@joshknnd1982 I understand your viewpoint, but In my opinion even if Android is getting well in Accessibility related stuff, I think there are some things we couldn't control (even if they say Talkback is Open source), it needs more hardware resources than almost any Linux distribution, lacks some connectivity in most devices (USB, Ethernet, HDMI ports if needed), and these Linux sistems allows you to modify or write every piece of code that can be improved for adding more accessibility to your environment. As @SLJ said, The device will include a set of accessible applications and these applications will be made based in a Library for handling Graphical interfaces, so it will be easier to extend them or add new applications.
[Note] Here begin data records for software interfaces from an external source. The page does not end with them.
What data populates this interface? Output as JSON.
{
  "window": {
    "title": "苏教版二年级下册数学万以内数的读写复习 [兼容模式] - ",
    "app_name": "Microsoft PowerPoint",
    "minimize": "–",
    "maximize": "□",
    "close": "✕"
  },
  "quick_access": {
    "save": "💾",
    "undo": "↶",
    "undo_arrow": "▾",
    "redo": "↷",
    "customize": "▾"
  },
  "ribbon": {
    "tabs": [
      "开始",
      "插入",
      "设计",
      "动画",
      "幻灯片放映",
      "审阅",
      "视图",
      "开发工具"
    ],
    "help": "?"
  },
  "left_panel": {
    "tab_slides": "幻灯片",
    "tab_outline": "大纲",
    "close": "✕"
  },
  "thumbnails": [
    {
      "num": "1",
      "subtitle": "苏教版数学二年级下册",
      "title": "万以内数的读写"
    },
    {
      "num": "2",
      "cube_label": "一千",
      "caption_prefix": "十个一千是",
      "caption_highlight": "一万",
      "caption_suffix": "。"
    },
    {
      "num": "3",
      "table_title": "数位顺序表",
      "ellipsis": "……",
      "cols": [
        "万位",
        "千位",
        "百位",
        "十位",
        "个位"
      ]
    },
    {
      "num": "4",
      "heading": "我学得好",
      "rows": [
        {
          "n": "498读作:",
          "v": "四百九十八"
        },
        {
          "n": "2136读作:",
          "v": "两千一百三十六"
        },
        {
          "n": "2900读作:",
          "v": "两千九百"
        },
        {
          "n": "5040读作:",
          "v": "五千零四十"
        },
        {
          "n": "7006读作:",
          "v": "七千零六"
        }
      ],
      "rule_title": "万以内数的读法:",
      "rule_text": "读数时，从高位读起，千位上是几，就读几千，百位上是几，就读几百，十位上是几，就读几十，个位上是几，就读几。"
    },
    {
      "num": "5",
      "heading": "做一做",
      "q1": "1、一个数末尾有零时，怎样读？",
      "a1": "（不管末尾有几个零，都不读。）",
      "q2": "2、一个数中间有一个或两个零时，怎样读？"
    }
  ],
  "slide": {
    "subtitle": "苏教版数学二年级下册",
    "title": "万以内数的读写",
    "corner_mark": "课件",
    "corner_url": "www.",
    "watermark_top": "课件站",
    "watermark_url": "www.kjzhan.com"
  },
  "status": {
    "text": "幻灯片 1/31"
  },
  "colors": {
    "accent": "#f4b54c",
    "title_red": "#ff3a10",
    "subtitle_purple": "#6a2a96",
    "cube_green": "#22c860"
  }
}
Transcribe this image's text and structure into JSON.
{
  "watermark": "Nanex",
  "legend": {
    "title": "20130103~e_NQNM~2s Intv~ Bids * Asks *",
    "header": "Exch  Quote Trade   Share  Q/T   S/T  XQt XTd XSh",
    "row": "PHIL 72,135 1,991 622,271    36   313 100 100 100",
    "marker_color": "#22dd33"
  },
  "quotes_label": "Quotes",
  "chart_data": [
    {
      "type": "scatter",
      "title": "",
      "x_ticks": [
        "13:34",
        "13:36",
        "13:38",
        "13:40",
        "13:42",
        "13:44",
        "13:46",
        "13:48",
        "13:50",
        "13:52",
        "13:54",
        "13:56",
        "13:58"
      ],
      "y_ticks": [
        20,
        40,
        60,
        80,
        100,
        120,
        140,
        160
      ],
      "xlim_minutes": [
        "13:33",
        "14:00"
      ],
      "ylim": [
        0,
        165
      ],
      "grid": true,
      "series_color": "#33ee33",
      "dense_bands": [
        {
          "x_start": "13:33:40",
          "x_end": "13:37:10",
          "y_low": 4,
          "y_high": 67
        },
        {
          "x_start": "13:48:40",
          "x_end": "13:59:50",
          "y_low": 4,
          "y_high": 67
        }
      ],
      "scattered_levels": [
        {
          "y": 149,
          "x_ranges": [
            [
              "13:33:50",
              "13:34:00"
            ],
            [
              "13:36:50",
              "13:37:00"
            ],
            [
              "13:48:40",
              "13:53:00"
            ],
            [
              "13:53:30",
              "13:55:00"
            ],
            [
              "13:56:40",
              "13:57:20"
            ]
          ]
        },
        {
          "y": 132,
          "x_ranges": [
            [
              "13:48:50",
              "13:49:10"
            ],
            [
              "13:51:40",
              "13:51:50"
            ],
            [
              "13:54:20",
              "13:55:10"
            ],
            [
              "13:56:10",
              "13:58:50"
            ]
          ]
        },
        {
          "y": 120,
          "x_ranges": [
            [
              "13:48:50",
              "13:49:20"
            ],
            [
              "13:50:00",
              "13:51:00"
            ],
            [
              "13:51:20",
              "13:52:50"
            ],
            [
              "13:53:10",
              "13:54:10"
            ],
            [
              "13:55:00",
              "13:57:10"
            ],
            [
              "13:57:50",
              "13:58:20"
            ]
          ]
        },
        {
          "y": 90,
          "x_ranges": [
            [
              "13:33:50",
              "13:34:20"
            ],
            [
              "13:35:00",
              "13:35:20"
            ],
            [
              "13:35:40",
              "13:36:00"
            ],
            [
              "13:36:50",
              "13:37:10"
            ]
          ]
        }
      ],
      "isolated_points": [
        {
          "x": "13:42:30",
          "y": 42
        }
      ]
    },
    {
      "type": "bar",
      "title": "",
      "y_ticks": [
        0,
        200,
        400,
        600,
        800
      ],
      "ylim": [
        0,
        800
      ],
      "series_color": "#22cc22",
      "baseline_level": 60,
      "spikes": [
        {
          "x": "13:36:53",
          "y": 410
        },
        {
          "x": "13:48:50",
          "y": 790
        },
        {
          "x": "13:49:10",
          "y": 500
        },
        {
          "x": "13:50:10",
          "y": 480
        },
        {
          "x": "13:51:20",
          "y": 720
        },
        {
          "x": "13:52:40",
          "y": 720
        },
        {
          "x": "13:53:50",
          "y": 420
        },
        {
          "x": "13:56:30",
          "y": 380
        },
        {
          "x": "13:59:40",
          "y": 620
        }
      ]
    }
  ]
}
I can modify and extend the functionality of the default screen reader (I am working in the development team of Fenrir) and every problem will likely to have a bugfix.
@Guitarman now I am totally blind, but I was sighted some years ago. The way I learnt how to work with electronics is not a secret, I learnt the basics when I could see circuitry and diagrams, now I have to ask someone to help me with things that I am not able to do by myself. Usually I am able to read a datasheet and tell to this person (a friend of mine) that I want a circuit with a set of features (inputs, outputs, other boards or GPIO pins in a specified order) and when he is done I can play with them.
Alright Josh, first of all calm down with the multiple posts. No offense dude, but it gets frustrating going through heading after heading. If you wanna write a novel, do it in a post or two, that's no problem. Also, as great as the rca tablet may be especially for 80 bucks, you really should remember that the US and surrounding countries have a huge marketshare for hundreds of phones and tablets. With that come the insanely cheap tablets. Exclusiveness is also a huge problem as well. There's these cheap ripoff mediatech tablets that are sold via prime, yeah that's right, prime exclusive items, and unless you root them, you've got prime ads all over the place like it's windows 10. Cheap as they may be, those are for prime members. The point is that just because you can get something for next to nothing here in the US, that may mean nothing to a developing country where their equivalent of $80 is so much more for them. Besides, as great as Android is, it can't please everyone, and I've come to understand that Android is really an operating system for the technically inclined group of mobile users, and IOS is for the people that want something that just works. Why do I say this? Android may be accessible out of the box, but more apps are required to enrich the experience. By finding out what works and what doesn't, you really know a lot more about your operating system and its accessibility. It really makes you feel like the phone is yours. But Android can't please everyone. I've seen some folks complaining about the Braillenote Touch because the new Android ui is confusing, the world of apps, stuff like that. They do have valid points. I for one love my Touch, but I also have been a longtime Android user. I've seen it grow with damn near every new release, and a lot of these other people are too quick to judge. My point? Most people who use notetakers aren't ready to dive into an open mainstream operating system, with a world of apps, social media, and malware if you're not careful. As much as I didn't like how the older braillenotes had such a tight shell around windows ce, I could see how useful that could be for someone who's a little hesitant on jumping into the technological world. The MK speech notetaker basically does this, i e, a consistent interface for those who rely on it, with the full power of a Linux box for those who want it. Best of both worlds.
so mk speech would be sort of like the old braillePlus that ran Linux? where you had a menu, suite of apps, but then if you are more advanced you could run a console with speakup, right? and if you guys use the mate desktop and strip some unneeded stuff out, you could make it real lightweight. Also will it stay up to date with the latest version of orca? if using debian ubuntu mate, it'll need the accessibility PPA added to keep the screen reader updated and if using an arch-base, you could just let it alone because arch has a nice rolling release. also for those who wish, maybe you could contract with oralux and offer IBM viavoice or eloquence for those who want it. pair it with the orbit20 braille display and brltty and you should have a pretty good notetaker that can do a lot of stuff. But orca will probably need modifying to accept 6-key entry, so will the mate desktop I'm guessing. though if you want it as a notetaker and for durability I'd say maybe give it at least 32gb of ssd solid state storeage. Then it will run nice and fast and will be pretty much immune to drops and such. how much will this cost in the united states? I may want to buy one just to have and play around with it. I like all types of OS they are fun to use and play with. oh and you may want to have espeak set to a good sounding voice and set to talk slow for the most understandability.
I believe he's aiming to sell it for 300 bucks. You're right in that it's basically a modernized/expanded braille plus concept-wise. Except now you also have a desktop. I'm sure Orca will remain up to date. Unfortunately Viavoice, or Voxin as it's called on Linux, is absolutely out of the question because the Viavoice binary can't run on Arm architecture. Trust me, I learned this the hard way when I bought it for my Raspberry Pi. Credit to their excellent customer support, I did get an immediate refund.